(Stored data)
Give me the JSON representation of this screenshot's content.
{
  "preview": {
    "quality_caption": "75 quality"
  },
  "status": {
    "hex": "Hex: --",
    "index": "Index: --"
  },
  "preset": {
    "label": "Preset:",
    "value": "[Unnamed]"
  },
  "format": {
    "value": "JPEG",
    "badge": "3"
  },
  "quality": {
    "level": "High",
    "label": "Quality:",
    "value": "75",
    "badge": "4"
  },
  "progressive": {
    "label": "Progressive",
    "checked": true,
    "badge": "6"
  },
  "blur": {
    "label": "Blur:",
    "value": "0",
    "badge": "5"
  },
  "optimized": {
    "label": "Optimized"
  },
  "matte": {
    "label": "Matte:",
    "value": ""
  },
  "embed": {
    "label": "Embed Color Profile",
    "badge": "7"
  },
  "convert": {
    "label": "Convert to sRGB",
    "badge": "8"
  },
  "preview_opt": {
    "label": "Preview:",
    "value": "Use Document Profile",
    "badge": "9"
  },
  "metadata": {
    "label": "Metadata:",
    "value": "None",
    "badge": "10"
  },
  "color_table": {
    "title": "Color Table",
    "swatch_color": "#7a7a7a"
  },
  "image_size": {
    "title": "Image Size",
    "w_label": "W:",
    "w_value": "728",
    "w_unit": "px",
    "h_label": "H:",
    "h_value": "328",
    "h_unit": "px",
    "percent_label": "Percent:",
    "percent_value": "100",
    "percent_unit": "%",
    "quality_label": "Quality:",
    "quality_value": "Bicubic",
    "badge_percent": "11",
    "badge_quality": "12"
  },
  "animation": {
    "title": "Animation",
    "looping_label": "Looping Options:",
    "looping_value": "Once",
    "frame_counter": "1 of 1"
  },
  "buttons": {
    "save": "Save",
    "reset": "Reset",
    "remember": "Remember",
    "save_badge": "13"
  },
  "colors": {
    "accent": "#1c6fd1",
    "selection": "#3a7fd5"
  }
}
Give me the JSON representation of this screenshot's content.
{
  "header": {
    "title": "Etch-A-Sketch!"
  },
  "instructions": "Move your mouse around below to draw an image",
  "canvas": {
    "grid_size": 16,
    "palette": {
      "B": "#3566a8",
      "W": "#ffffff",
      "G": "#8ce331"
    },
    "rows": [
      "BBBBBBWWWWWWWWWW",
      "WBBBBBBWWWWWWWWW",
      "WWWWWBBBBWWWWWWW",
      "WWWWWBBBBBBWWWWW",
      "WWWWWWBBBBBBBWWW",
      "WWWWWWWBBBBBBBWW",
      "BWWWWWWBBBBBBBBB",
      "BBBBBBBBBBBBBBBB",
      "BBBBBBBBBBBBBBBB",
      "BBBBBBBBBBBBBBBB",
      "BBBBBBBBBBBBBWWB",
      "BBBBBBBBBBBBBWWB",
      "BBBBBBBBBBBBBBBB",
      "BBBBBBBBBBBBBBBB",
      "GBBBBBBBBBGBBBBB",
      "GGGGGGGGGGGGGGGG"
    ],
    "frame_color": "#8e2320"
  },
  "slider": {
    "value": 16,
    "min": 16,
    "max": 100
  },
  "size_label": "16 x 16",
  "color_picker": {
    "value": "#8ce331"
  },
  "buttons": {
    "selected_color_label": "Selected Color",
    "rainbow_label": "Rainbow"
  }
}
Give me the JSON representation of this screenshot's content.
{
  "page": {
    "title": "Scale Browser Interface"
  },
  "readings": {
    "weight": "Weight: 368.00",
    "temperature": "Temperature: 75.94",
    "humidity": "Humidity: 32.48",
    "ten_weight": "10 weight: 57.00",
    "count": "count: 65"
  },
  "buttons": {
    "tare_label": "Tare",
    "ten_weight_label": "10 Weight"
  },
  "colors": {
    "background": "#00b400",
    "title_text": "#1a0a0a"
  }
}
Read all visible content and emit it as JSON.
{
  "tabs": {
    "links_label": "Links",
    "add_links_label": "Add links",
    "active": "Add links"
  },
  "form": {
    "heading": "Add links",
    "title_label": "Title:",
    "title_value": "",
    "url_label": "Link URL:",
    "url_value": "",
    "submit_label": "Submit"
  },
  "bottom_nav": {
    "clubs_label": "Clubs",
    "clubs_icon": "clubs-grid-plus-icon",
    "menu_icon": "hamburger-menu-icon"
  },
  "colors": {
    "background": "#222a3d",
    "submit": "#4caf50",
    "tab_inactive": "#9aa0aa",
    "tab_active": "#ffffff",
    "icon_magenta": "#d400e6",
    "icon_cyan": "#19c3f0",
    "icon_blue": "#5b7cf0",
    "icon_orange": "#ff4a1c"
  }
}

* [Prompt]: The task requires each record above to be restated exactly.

* [Finished task]:
Give me the JSON representation of this screenshot's content.
{
  "preview": {
    "quality_caption": "75 quality"
  },
  "status": {
    "hex": "Hex: --",
    "index": "Index: --"
  },
  "preset": {
    "label": "Preset:",
    "value": "[Unnamed]"
  },
  "format": {
    "value": "JPEG",
    "badge": "3"
  },
  "quality": {
    "level": "High",
    "label": "Quality:",
    "value": "75",
    "badge": "4"
  },
  "progressive": {
    "label": "Progressive",
    "checked": true,
    "badge": "6"
  },
  "blur": {
    "label": "Blur:",
    "value": "0",
    "badge": "5"
  },
  "optimized": {
    "label": "Optimized"
  },
  "matte": {
    "label": "Matte:",
    "value": ""
  },
  "embed": {
    "label": "Embed Color Profile",
    "badge": "7"
  },
  "convert": {
    "label": "Convert to sRGB",
    "badge": "8"
  },
  "preview_opt": {
    "label": "Preview:",
    "value": "Use Document Profile",
    "badge": "9"
  },
  "metadata": {
    "label": "Metadata:",
    "value": "None",
    "badge": "10"
  },
  "color_table": {
    "title": "Color Table",
    "swatch_color": "#7a7a7a"
  },
  "image_size": {
    "title": "Image Size",
    "w_label": "W:",
    "w_value": "728",
    "w_unit": "px",
    "h_label": "H:",
    "h_value": "328",
    "h_unit": "px",
    "percent_label": "Percent:",
    "percent_value": "100",
    "percent_unit": "%",
    "quality_label": "Quality:",
    "quality_value": "Bicubic",
    "badge_percent": "11",
    "badge_quality": "12"
  },
  "animation": {
    "title": "Animation",
    "looping_label": "Looping Options:",
    "looping_value": "Once",
    "frame_counter": "1 of 1"
  },
  "buttons": {
    "save": "Save",
    "reset": "Reset",
    "remember": "Remember",
    "save_badge": "13"
  },
  "colors": {
    "accent": "#1c6fd1",
    "selection": "#3a7fd5"
  }
}
Give me the JSON representation of this screenshot's content.
{
  "header": {
    "title": "Etch-A-Sketch!"
  },
  "instructions": "Move your mouse around below to draw an image",
  "canvas": {
    "grid_size": 16,
    "palette": {
      "B": "#3566a8",
      "W": "#ffffff",
      "G": "#8ce331"
    },
    "rows": [
      "BBBBBBWWWWWWWWWW",
      "WBBBBBBWWWWWWWWW",
      "WWWWWBBBBWWWWWWW",
      "WWWWWBBBBBBWWWWW",
      "WWWWWWBBBBBBBWWW",
      "WWWWWWWBBBBBBBWW",
      "BWWWWWWBBBBBBBBB",
      "BBBBBBBBBBBBBBBB",
      "BBBBBBBBBBBBBBBB",
      "BBBBBBBBBBBBBBBB",
      "BBBBBBBBBBBBBWWB",
      "BBBBBBBBBBBBBWWB",
      "BBBBBBBBBBBBBBBB",
      "BBBBBBBBBBBBBBBB",
      "GBBBBBBBBBGBBBBB",
      "GGGGGGGGGGGGGGGG"
    ],
    "frame_color": "#8e2320"
  },
  "slider": {
    "value": 16,
    "min": 16,
    "max": 100
  },
  "size_label": "16 x 16",
  "color_picker": {
    "value": "#8ce331"
  },
  "buttons": {
    "selected_color_label": "Selected Color",
    "rainbow_label": "Rainbow"
  }
}
Give me the JSON representation of this screenshot's content.
{
  "page": {
    "title": "Scale Browser Interface"
  },
  "readings": {
    "weight": "Weight: 368.00",
    "temperature": "Temperature: 75.94",
    "humidity": "Humidity: 32.48",
    "ten_weight": "10 weight: 57.00",
    "count": "count: 65"
  },
  "buttons": {
    "tare_label": "Tare",
    "ten_weight_label": "10 Weight"
  },
  "colors": {
    "background": "#00b400",
    "title_text": "#1a0a0a"
  }
}
Read all visible content and emit it as JSON.
{
  "tabs": {
    "links_label": "Links",
    "add_links_label": "Add links",
    "active": "Add links"
  },
  "form": {
    "heading": "Add links",
    "title_label": "Title:",
    "title_value": "",
    "url_label": "Link URL:",
    "url_value": "",
    "submit_label": "Submit"
  },
  "bottom_nav": {
    "clubs_label": "Clubs",
    "clubs_icon": "clubs-grid-plus-icon",
    "menu_icon": "hamburger-menu-icon"
  },
  "colors": {
    "background": "#222a3d",
    "submit": "#4caf50",
    "tab_inactive": "#9aa0aa",
    "tab_active": "#ffffff",
    "icon_magenta": "#d400e6",
    "icon_cyan": "#19c3f0",
    "icon_blue": "#5b7cf0",
    "icon_orange": "#ff4a1c"
  }
}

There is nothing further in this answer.